Some poor shot selection by most of the batsmen saw West Indies in a hole before Brathwaite finally came good with the bat to commandeer one of the best batting comebacks in World Cup history only to fall at the final hurdle.
The West Indies were well poised at 130 for two after 20 overs thanks to a 122-run partnership between Shimron Hetmyer (54) and Chris Gayle, who made 87 with six sixes. But they then slipped to 164 for seven before Brathwaite led a superb counter-attack with the tailenders. He shared a last-wicket stand of 41 off 24 balls with Oshane Thomas and also added 47 with Kemar Roach (14) and 34 with Sheldon Cottrell (15) to bring the team within touching distance of an upset win.

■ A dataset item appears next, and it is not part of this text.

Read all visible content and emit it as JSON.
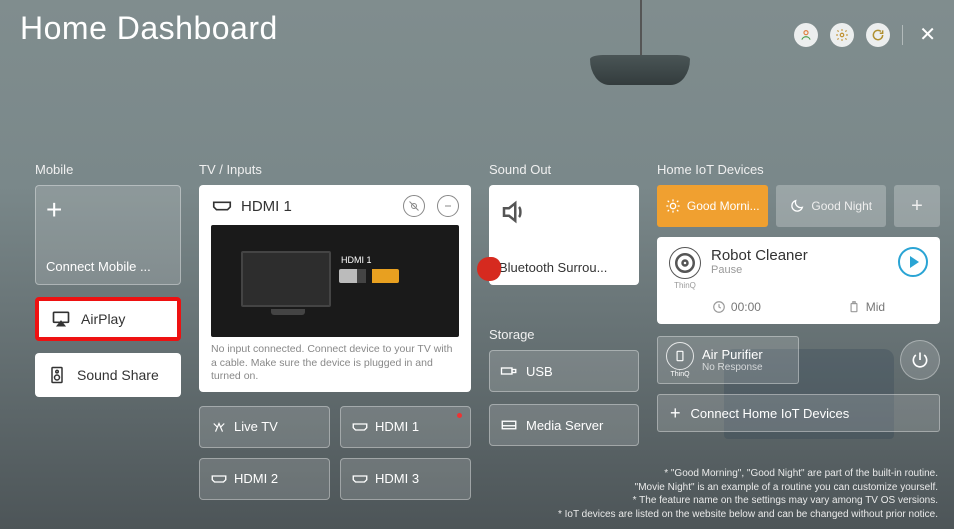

Speaking of the effort, Brathwaite said, “We came close. Give credit to the lower order, everyone that came in. Everyone believed we could get over the line.
“Obviously, it was heart-breaking to get so close but not get over the line. There were some positives though, the fight that the lower order showed was commendable. Myself and the lower order … we talked about it. Everything that we talked about happened, except getting over the line.”
Earlier in the match, Cottrell continued his fine bowling as he had a hand in seven of the eight New Zealand wickets to fall. The left-arm seamer returned figures of four for 56 – which included the wickets of openers Martin Guptil and Colin Munro leg-before-wicket and cleaned bowled in the first over. He also held two catches off Brathwaite’s bowling in the final over and effected the run out of Colin deGrandhomme with a superb one-handed pick-up and direct hit. The Man of the Match award went to New Zealand skipper Kane Williamson, who hit 148, his second century of the tournament. Ross Taylor supported with 69 in a third-wicket stand of 160 that was the rock upon which the Black Caps built their total.
Brathwaite admitted not getting the result after the effort was disheartening.
“It was bittersweet,” he said.
“For me personally, for my confidence, as a result of all the hard work I've been putting in, it’s finally good that it comes to fruition. I’m giving thanks for the performance, even getting the team into the position we got into before I got out. I thought it had enough bat on the final shot. I was willing it to go up and up and up.”
Brathwaite added: “I just knew how much everyone in the dressing room wanted it. We always talk about belief. For me to be the person out there to try to bring it home, that was the only thing on my mind, finding a way to get it done."